Work out how many lines of the listing hold the string "Осциллограф". Answer with that number alone.

━━ PROVIDED RECORDS

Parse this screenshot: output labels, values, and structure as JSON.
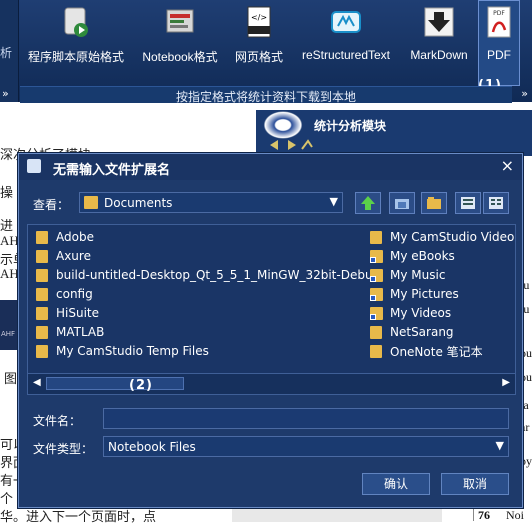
{
  "ribbon": {
    "left_partial_label": "析",
    "buttons": [
      {
        "label": "程序脚本原始格式",
        "icon": "script-icon"
      },
      {
        "label": "Notebook格式",
        "icon": "notebook-icon"
      },
      {
        "label": "网页格式",
        "icon": "html-icon"
      },
      {
        "label": "reStructuredText",
        "icon": "rst-icon"
      },
      {
        "label": "MarkDown",
        "icon": "download-arrow-icon"
      },
      {
        "label": "PDF",
        "icon": "pdf-icon"
      }
    ],
    "footer_text": "按指定格式将统计资料下载到本地",
    "annotation_1": "(1)"
  },
  "panel": {
    "title": "统计分析模块"
  },
  "background": {
    "lines": [
      "深次分析了模块",
      "操",
      "进",
      "AH",
      "示单",
      "AH",
      "AHF",
      "图",
      "可以",
      "界面",
      "有一",
      "个",
      "华。进入下一个页面时，点"
    ],
    "right_fragments": [
      "lu",
      "lu",
      "ou",
      "ou",
      "ta",
      "ar",
      "py",
      "Noi",
      "76"
    ]
  },
  "dialog": {
    "title": "无需输入文件扩展名",
    "look_in_label": "查看：",
    "look_in_value": "Documents",
    "files_left": [
      "Adobe",
      "Axure",
      "build-untitled-Desktop_Qt_5_5_1_MinGW_32bit-Debug",
      "config",
      "HiSuite",
      "MATLAB",
      "My CamStudio Temp Files"
    ],
    "files_right": [
      "My CamStudio Video",
      "My eBooks",
      "My Music",
      "My Pictures",
      "My Videos",
      "NetSarang",
      "OneNote 笔记本"
    ],
    "annotation_2": "(2)",
    "filename_label": "文件名：",
    "filename_value": "",
    "filetype_label": "文件类型：",
    "filetype_value": "Notebook Files",
    "ok_label": "确认",
    "cancel_label": "取消"
  },
  "colors": {
    "ribbon_bg": "#1f3e73",
    "dialog_bg": "#1e3a6b",
    "folder": "#e8b94a",
    "text": "#ffffff"
  }
}
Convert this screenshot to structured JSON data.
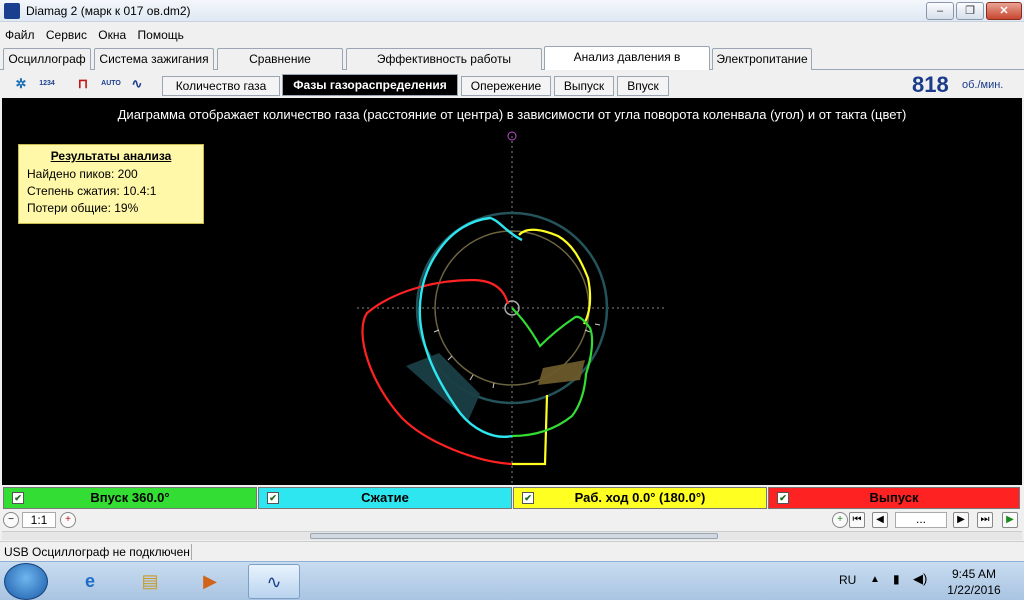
{
  "window": {
    "title": "Diamag 2 (марк к 017 ов.dm2)",
    "min": "–",
    "max": "❐",
    "close": "✕"
  },
  "menu": [
    "Файл",
    "Сервис",
    "Окна",
    "Помощь"
  ],
  "main_tabs": [
    "Осциллограф",
    "Система зажигания",
    "Сравнение цилиндров",
    "Эффективность работы цилиндров",
    "Анализ давления в цилиндре",
    "Электропитание"
  ],
  "active_main_tab": 4,
  "toolbar_icons": [
    "camera-icon",
    "counter-icon",
    "marker-icon",
    "auto-marker-icon",
    "waveform-icon"
  ],
  "toolbar_icon_text": {
    "counter": "1234",
    "auto": "AUTO"
  },
  "sub_tabs": [
    "Количество газа",
    "Фазы газораспределения",
    "Опережение",
    "Выпуск",
    "Впуск"
  ],
  "active_sub_tab": 1,
  "rpm": {
    "value": "818",
    "unit": "об./мин."
  },
  "plot": {
    "caption": "Диаграмма отображает количество газа (расстояние от центра) в зависимости от угла поворота коленвала (угол) и от такта (цвет)"
  },
  "results": {
    "title": "Результаты анализа",
    "lines": [
      "Найдено пиков: 200",
      "Степень сжатия: 10.4:1",
      "Потери общие: 19%"
    ]
  },
  "legend": [
    {
      "label": "Впуск 360.0°",
      "color": "#33dd33",
      "checked": true
    },
    {
      "label": "Сжатие",
      "color": "#2ee6f0",
      "checked": true
    },
    {
      "label": "Раб. ход 0.0° (180.0°)",
      "color": "#ffff22",
      "checked": true
    },
    {
      "label": "Выпуск",
      "color": "#ff2222",
      "checked": true
    }
  ],
  "zoom": {
    "label": "1:1"
  },
  "nav": {
    "dots": "..."
  },
  "status": {
    "text": "USB Осциллограф не подключен"
  },
  "taskbar": {
    "lang": "RU",
    "time": "9:45 AM",
    "date": "1/22/2016"
  }
}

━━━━

* [ANSWER SECTION] 2